Recently, I went to see the movie “Precious,” a sobering tale of the life trials of an abused, urban 16-year old girl. While the story is extreme, elements of the movie are reality for far too many young people in our region.
Without going into the graphic nature of the movie, suffice it to say, no child should grow up in circumstances that are devoid of love, hope, and aspirations. A child should not have to steal to eat. Children should not fear walking to and from school. And the classroom should not be a place where young people are “kept” for 6 hours a day, but rather a place for serious learning and intellectual debate. Children should be children and not parents, and home should be a safe haven, not a nightmare.
Ultimately, parents must be responsible for their children, but the sad fact is that many parents are ill-equipped to provide the nurturing environment a child needs. Generations of dysfunction are often difficult to erase, but not impossible to break — and that’s why nonprofit programs such as Healthy Families America are so important. Healthy Families America recognizes that some children are at-risk for abuse before they are even born. The organization identifies these at-risk moms, helps them get proper pre-natal care and then works with the parent(s) until the child is five years old.

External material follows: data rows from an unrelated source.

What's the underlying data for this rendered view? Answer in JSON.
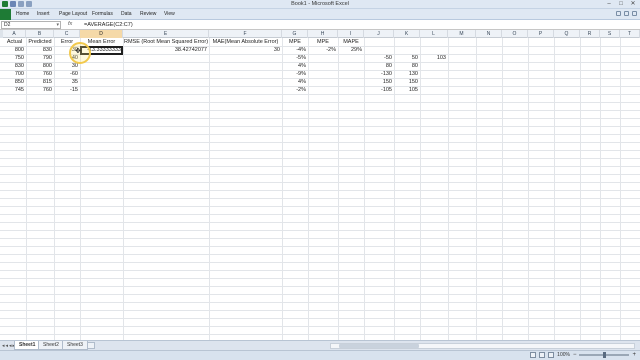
{
  "window": {
    "title": "Book1 - Microsoft Excel",
    "controls": [
      "–",
      "□",
      "✕"
    ]
  },
  "ribbon": {
    "file_color": "#1e7b35",
    "tabs": [
      "Home",
      "Insert",
      "Page Layout",
      "Formulas",
      "Data",
      "Review",
      "View"
    ]
  },
  "formula_bar": {
    "name_box": "D2",
    "fx": "fx",
    "formula": "=AVERAGE(C2:C7)"
  },
  "columns": [
    "A",
    "B",
    "C",
    "D",
    "E",
    "F",
    "G",
    "H",
    "I",
    "J",
    "K",
    "L",
    "M",
    "N",
    "O",
    "P",
    "Q",
    "R",
    "S",
    "T"
  ],
  "selected_column": "D",
  "cells": {
    "A1": "Actual",
    "B1": "Predicted",
    "C1": "Error",
    "D1": "Mean Error",
    "E1": "RMSE (Root Mean Squared Error)",
    "F1": "MAE(Mean Absolute Error)",
    "G1": "MPE",
    "H1": "MPE",
    "I1": "MAPE",
    "A2": "800",
    "B2": "830",
    "C2": "-30",
    "D2": "-13.33333333",
    "E2": "38.42742077",
    "F2": "30",
    "G2": "-4%",
    "H2": "-2%",
    "I2": "29%",
    "A3": "750",
    "B3": "790",
    "C3": "-40",
    "G3": "-5%",
    "J3": "-50",
    "K3": "50",
    "L3": "103",
    "A4": "830",
    "B4": "800",
    "C4": "30",
    "G4": "4%",
    "J4": "80",
    "K4": "80",
    "A5": "700",
    "B5": "760",
    "C5": "-60",
    "G5": "-9%",
    "J5": "-130",
    "K5": "130",
    "A6": "850",
    "B6": "815",
    "C6": "35",
    "G6": "4%",
    "J6": "150",
    "K6": "150",
    "A7": "745",
    "B7": "760",
    "C7": "-15",
    "G7": "-2%",
    "J7": "-105",
    "K7": "105"
  },
  "sheets": [
    "Sheet1",
    "Sheet2",
    "Sheet3"
  ],
  "active_sheet": "Sheet1",
  "status": {
    "zoom": "100%",
    "minus": "−",
    "plus": "+"
  },
  "colors": {
    "selected_header": "#f5d9a8",
    "cursor_highlight": "#f2c94c"
  }
}
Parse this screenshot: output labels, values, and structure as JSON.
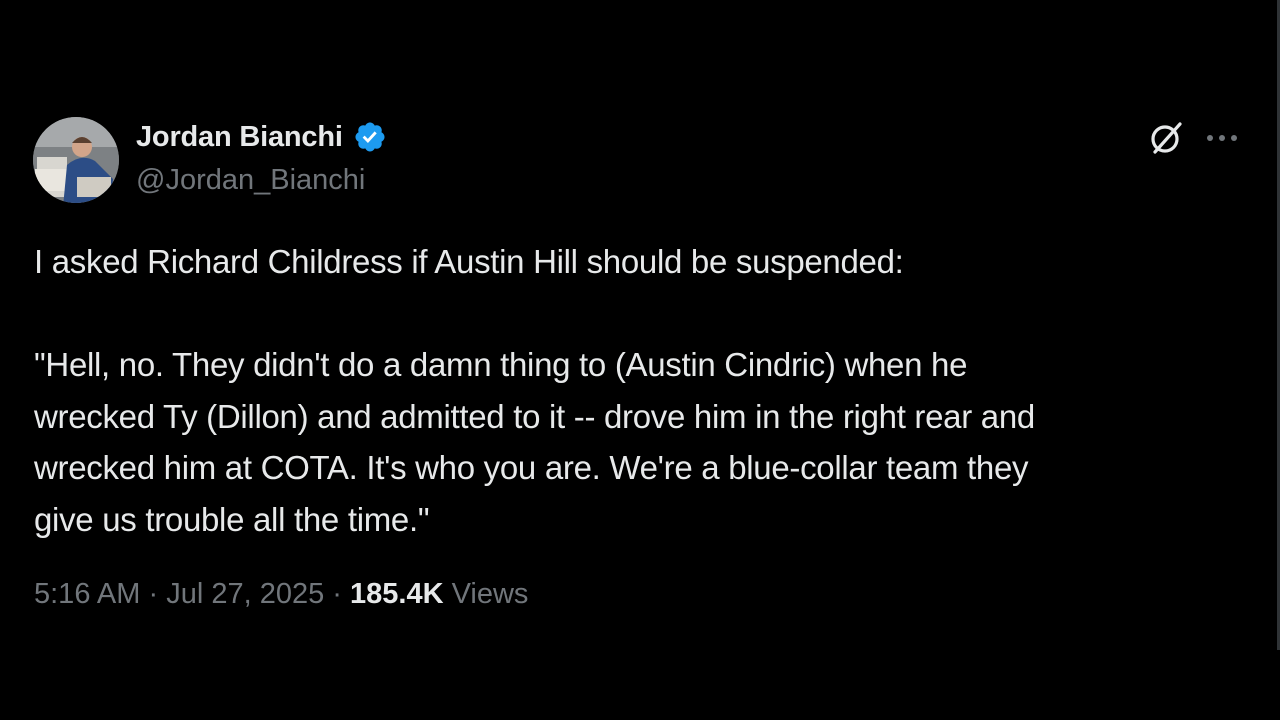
{
  "author": {
    "name": "Jordan Bianchi",
    "handle": "@Jordan_Bianchi",
    "verified": true,
    "verified_color": "#1d9bf0"
  },
  "tweet": {
    "line1": "I asked Richard Childress if Austin Hill should be suspended:",
    "quote_lines": [
      "\"Hell, no. They didn't do a damn thing to (Austin Cindric) when he",
      "wrecked Ty (Dillon) and admitted to it -- drove him in the right rear and",
      "wrecked him at COTA. It's who you are. We're a blue-collar team they",
      "give us trouble all the time.\""
    ]
  },
  "meta": {
    "time": "5:16 AM",
    "separator": "·",
    "date": "Jul 27, 2025",
    "views_count": "185.4K",
    "views_label": "Views"
  },
  "icons": {
    "avatar": "avatar-photo",
    "verified": "verified-badge-icon",
    "grok": "grok-icon",
    "more": "more-options-icon"
  },
  "colors": {
    "background": "#000000",
    "text": "#e7e9ea",
    "secondary": "#71767b"
  }
}
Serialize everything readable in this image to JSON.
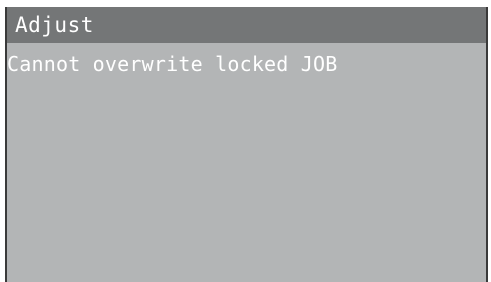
{
  "screen": {
    "title": "Adjust",
    "message": "Cannot overwrite locked JOB"
  },
  "colors": {
    "screen_background": "#b3b5b6",
    "title_bar_background": "#747677",
    "text": "#ffffff",
    "frame": "#3a3a3a"
  }
}
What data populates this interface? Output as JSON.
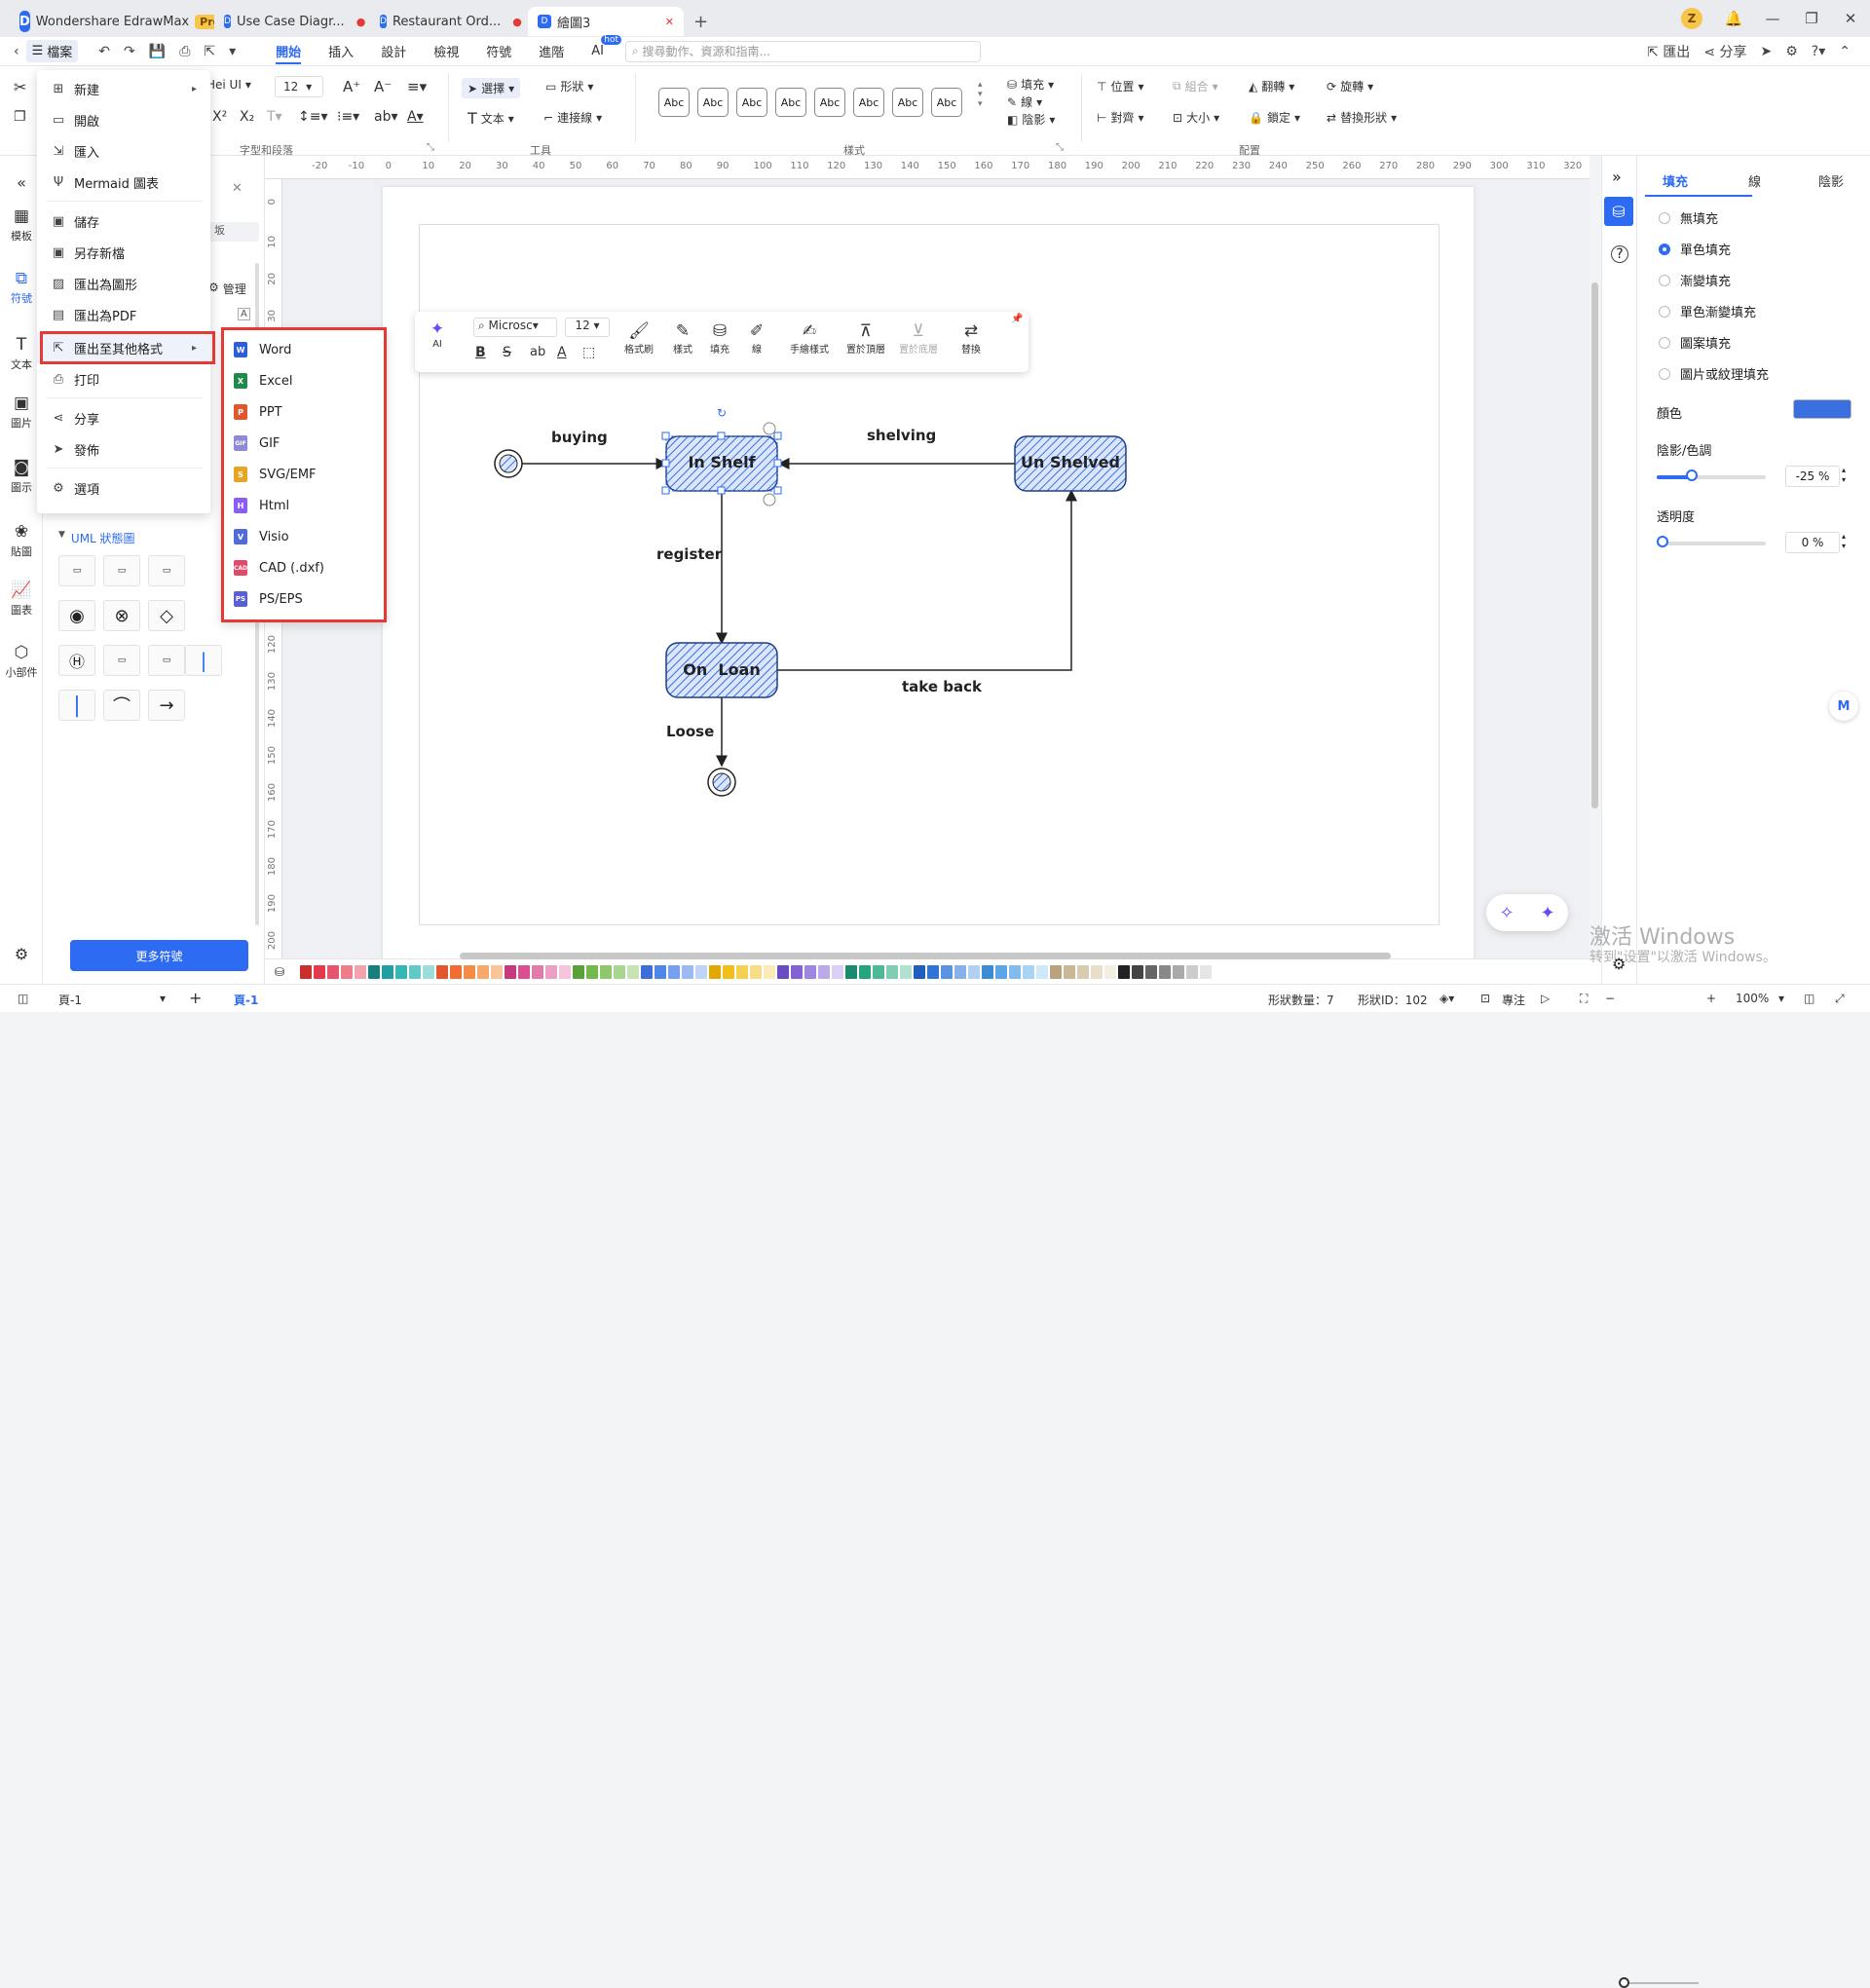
{
  "titlebar": {
    "app_name": "Wondershare EdrawMax",
    "pro_badge": "Pro",
    "tabs": [
      {
        "label": "Use Case Diagr..."
      },
      {
        "label": "Restaurant Ord..."
      },
      {
        "label": "繪圖3"
      }
    ],
    "avatar_letter": "Z"
  },
  "menubar": {
    "file_label": "檔案",
    "tabs": [
      "開始",
      "插入",
      "設計",
      "檢視",
      "符號",
      "進階",
      "AI"
    ],
    "ai_badge": "hot",
    "search_placeholder": "搜尋動作、資源和指南...",
    "export_label": "匯出",
    "share_label": "分享"
  },
  "ribbon": {
    "font_name": "Hei UI",
    "font_size": "12",
    "group_font": "字型和段落",
    "select_label": "選擇",
    "shape_label": "形狀",
    "text_label": "文本",
    "connector_label": "連接線",
    "group_tools": "工具",
    "style_samples": [
      "Abc",
      "Abc",
      "Abc",
      "Abc",
      "Abc",
      "Abc",
      "Abc",
      "Abc"
    ],
    "group_style": "樣式",
    "fill_label": "填充",
    "line_label": "線",
    "shadow_label": "陰影",
    "position_label": "位置",
    "group_label": "組合",
    "flip_label": "翻轉",
    "rotate_label": "旋轉",
    "align_label": "對齊",
    "size_label": "大小",
    "lock_label": "鎖定",
    "replace_label": "替換形狀",
    "group_arrange": "配置"
  },
  "leftrail": [
    "模板",
    "符號",
    "文本",
    "圖片",
    "圖示",
    "貼圖",
    "圖表",
    "小部件"
  ],
  "library": {
    "manage_label": "管理",
    "category": "UML 狀態圖",
    "more_button": "更多符號"
  },
  "file_menu": {
    "items": [
      "新建",
      "開啟",
      "匯入",
      "Mermaid 圖表",
      "儲存",
      "另存新檔",
      "匯出為圖形",
      "匯出為PDF",
      "匯出至其他格式",
      "打印",
      "分享",
      "發佈",
      "選項"
    ]
  },
  "export_submenu": {
    "items": [
      {
        "label": "Word",
        "color": "#2b5fd9",
        "abbr": "W"
      },
      {
        "label": "Excel",
        "color": "#1f8a4c",
        "abbr": "X"
      },
      {
        "label": "PPT",
        "color": "#e0572a",
        "abbr": "P"
      },
      {
        "label": "GIF",
        "color": "#8f8ad8",
        "abbr": "GIF"
      },
      {
        "label": "SVG/EMF",
        "color": "#e8a521",
        "abbr": "S"
      },
      {
        "label": "Html",
        "color": "#8b5cf6",
        "abbr": "H"
      },
      {
        "label": "Visio",
        "color": "#4f6bdc",
        "abbr": "V"
      },
      {
        "label": "CAD (.dxf)",
        "color": "#e24a6a",
        "abbr": "CAD"
      },
      {
        "label": "PS/EPS",
        "color": "#5b5fd6",
        "abbr": "PS"
      }
    ]
  },
  "floatbar": {
    "ai_label": "AI",
    "font": "Microsc",
    "size": "12",
    "buttons": [
      "格式刷",
      "樣式",
      "填充",
      "線",
      "手繪樣式",
      "置於頂層",
      "置於底層",
      "替換"
    ]
  },
  "ruler": {
    "top": [
      "-20",
      "-10",
      "0",
      "10",
      "20",
      "30",
      "40",
      "50",
      "60",
      "70",
      "80",
      "90",
      "100",
      "110",
      "120",
      "130",
      "140",
      "150",
      "160",
      "170",
      "180",
      "190",
      "200",
      "210",
      "220",
      "230",
      "240",
      "250",
      "260",
      "270",
      "280",
      "290",
      "300",
      "310",
      "320"
    ],
    "left": [
      "0",
      "10",
      "20",
      "30",
      "120",
      "130",
      "140",
      "150",
      "160",
      "170",
      "180",
      "190",
      "200"
    ]
  },
  "diagram": {
    "states": [
      "In Shelf",
      "Un Shelved",
      "On  Loan"
    ],
    "transitions": [
      "buying",
      "shelving",
      "register",
      "take back",
      "Loose"
    ]
  },
  "rightpanel": {
    "tabs": [
      "填充",
      "線",
      "陰影"
    ],
    "options": [
      "無填充",
      "單色填充",
      "漸變填充",
      "單色漸變填充",
      "圖案填充",
      "圖片或紋理填充"
    ],
    "selected_option": "單色填充",
    "color_label": "顏色",
    "color_value": "#3a6fe0",
    "shade_label": "陰影/色調",
    "shade_value": "-25 %",
    "shade_level": 0.25,
    "transparency_label": "透明度",
    "transparency_value": "0 %",
    "transparency_level": 0.0
  },
  "palette": [
    "#c9302c",
    "#e53a4b",
    "#e8536d",
    "#f07c8a",
    "#f4a3ae",
    "#17807f",
    "#1fa0a0",
    "#34b7b7",
    "#62c9c9",
    "#9edcdc",
    "#e4572e",
    "#f06d2f",
    "#f58b45",
    "#f7a86c",
    "#f9c497",
    "#c7397c",
    "#db4f91",
    "#e47aaa",
    "#ec9fc2",
    "#f4c5da",
    "#5aa13a",
    "#72b84d",
    "#8dc86b",
    "#a9d68e",
    "#c6e4b3",
    "#3d6ed8",
    "#4f86ea",
    "#75a0ef",
    "#9bbaf3",
    "#c0d4f7",
    "#e0a800",
    "#f0bf1a",
    "#f5cf4f",
    "#f8dd84",
    "#fbebb9",
    "#6a4bc4",
    "#8262d6",
    "#9f86e0",
    "#bca9ea",
    "#dacff4",
    "#1a8b6d",
    "#23a57f",
    "#4cb998",
    "#7fcdb3",
    "#b3e1cf",
    "#1f5fbf",
    "#2f74d6",
    "#5a93e0",
    "#86b1ea",
    "#b2cff4",
    "#3a8ad6",
    "#5aa6e8",
    "#80bdee",
    "#a8d3f4",
    "#cfe8fa",
    "#b8a37c",
    "#c9b795",
    "#d8cbaf",
    "#e7dfc9",
    "#f3eee2",
    "#222222",
    "#444444",
    "#666666",
    "#888888",
    "#aaaaaa",
    "#cccccc",
    "#e6e6e6"
  ],
  "statusbar": {
    "page_select": "頁-1",
    "page_tab": "頁-1",
    "shape_count": "形狀數量：7",
    "shape_id": "形狀ID：102",
    "focus_label": "專注",
    "zoom": "100%"
  },
  "watermark": {
    "line1": "激活 Windows",
    "line2": "转到\"设置\"以激活 Windows。"
  }
}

Another group, DC Campaign to Prevent Teen Pregnancy, seeks to involve young people in being the solution to the problem of teen pregnancy and not simply see them as the problem. Through tools such as teen town hall meetings, they bring to the forefront the real issues facing our young people on a daily basis. And, organizations like Men Can Stop Rape mobilize male youth to prevent men’s violence against women. These programs and organizations save lives and, I’d venture to say, they save generations. They provide important nurturing for young people and positive alternatives to much of the negative they see all too often. These programs and organizations become the connective tissue to normalcy for many of our youth.
Our young people are too precious to be allowed to lose their hopes and dreams. We need every young mind to be vibrant and full of possibility regardless of their zip code or socioeconomic status. So, as this year draws to a close and you begin to think of the new beginnings of the coming year, ask yourself how you might help foster the dreams of a young person and help their 2010 be better than their 2009. After all, we all are still works in progress.
P.S.: Join our Facebook “Neighbors in Need” page at http://facebook.com/neighborsinneed.